----- Data to examine

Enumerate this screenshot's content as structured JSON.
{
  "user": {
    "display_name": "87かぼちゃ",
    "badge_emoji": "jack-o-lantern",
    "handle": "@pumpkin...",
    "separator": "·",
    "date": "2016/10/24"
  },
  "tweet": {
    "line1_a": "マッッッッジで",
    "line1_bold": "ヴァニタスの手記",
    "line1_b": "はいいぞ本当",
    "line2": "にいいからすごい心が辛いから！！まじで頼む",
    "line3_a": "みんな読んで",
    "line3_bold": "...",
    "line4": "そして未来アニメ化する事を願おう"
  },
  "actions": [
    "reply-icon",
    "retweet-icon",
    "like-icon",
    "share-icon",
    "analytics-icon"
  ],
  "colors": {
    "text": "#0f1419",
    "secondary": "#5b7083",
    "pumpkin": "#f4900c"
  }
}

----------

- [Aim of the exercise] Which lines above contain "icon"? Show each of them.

- [Task response]
    "reply-icon",
    "retweet-icon",
    "like-icon",
    "share-icon",
    "analytics-icon"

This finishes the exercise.